Will Bradford, Guest Columnist

Recently, I was having a conversation with a soon-to-be-geed from my high school who had been accepted to Wake Forest and was looking to me for guidance in his college search. As I surveyed his pastel-colored outfit and recalled how many times I had heard him say, “I mean, what kind of person won’t be friends with someone over their political beliefs?” I could not help but feel that he would fit in perfectly here. Our conversation progressed past questions about the pointless busywork and toxic Greek culture until he finally asked me the penultimate question of them all: “So, do you have your car on campus?”

You know that overused trope in movies where the camera zooms in on the main character’s pupil to reveal a scene that provides some context or backstory to explain the current conflict? Yeah, I really dislike when they do that, too.

Cue said zoom-in — anyway, it’s the end of the summer before my sophomore year. As I cruise down the highway nearing Winston-Salem, feeling the road against the tires of my silver 2011 Honda Accord, I can not help but feel a sense of invincibility, something like the ecstasy one experiences after placing a bet against the Wake Forest men’s basketball team. I have been listening to “Dance Monkey” on repeat for the last five hours of my drive, and am ready to be back in the forest. As I pull onto University Parkway, I watch a pledge driver narrowly avoid creating an 18-car pileup.

“Must be Sig Chi,” I think to myself. As I hit that one u-turn it finally dawns on me: I am finally back for two more semesters of watered-down COVID college.

As I roll into the sophomore parking lot for the first time, I feel my heart drop into my stomach. What lies in front of me is a veritable combination Jeep-Range Rover dealership. My eyes are accosted with row after row of cars bearing Connecticut, New Jersey and Massachusetts license plates. I feel sick to my stomach.

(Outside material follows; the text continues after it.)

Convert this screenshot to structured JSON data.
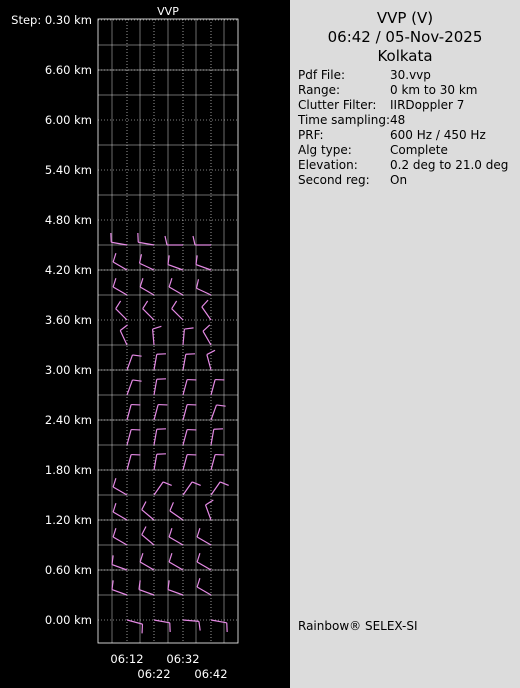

As my lowly Honda navigates past the endless rows of Jeep Wranglers, I can not help but feel a sense of inadequacy, similar to the way communication majors must feel when they come home for Thanksgiving and their parents ask if they are still “doing that.” With each passing Rover, whether of Land or Range variety, I feel my excitement for this semester diminish bit by painful bit. I feel like I have to tell someone, anyone. These words of frustration are about to explode out of me, similar to those of a transfer student who constantly reminds everyone about how they just “didn’t fit in” at the first school they went to.

And so, with the winds of determination in my sails, I set out to talk to some other students. Do they also feel a sense of shame driving their car, I wonder? Does the inevitable scoff from the kids who pay $560 for those ugly, fake Converse sneakers with sparkles poured on them weigh on their minds, too?

In order to maintain the anonymity of those interviewed, I will identify them simply by their clothing. First, I talked to a student in a “DEKES” shirt. I assumed from the look of a terrified animal in his eyes that he must have been one of their newer friends.

Now, for those who don’t know, it was actually the original founder of DKE who first said, “It’s not the size of the dog in the fight but the size of the fight in the dog.” As I looked down at my new acquaintance, I could not help but feel inspired by the aura of confidence he exuded.

Our interview ended quickly, however, as he quickly confessed he drove a 2020 Forerunner (with a roof rack).

I next interviewed a student wearing over-the-knee cargo shorts and sandals, and as he moved his tuba out of the way to shake my hand, I felt that I had found someone with whom I could sympathize. And yet, as our conversation progressed, it seemed that he, too, drove a chariot which dwarfed my own.

Again and again, this vicious cycle repeated: I would approach one of my fellow students, only to discover that they, too, were part of the reason that the sophomore lot could be confused with the parking lot of a UFC event in Dubai. And as the sun set over Wait Chapel, I could not help but hear a voice in the back of my mind intermittently whispering “loser” and “geed,” as if the two aren’t one and the same.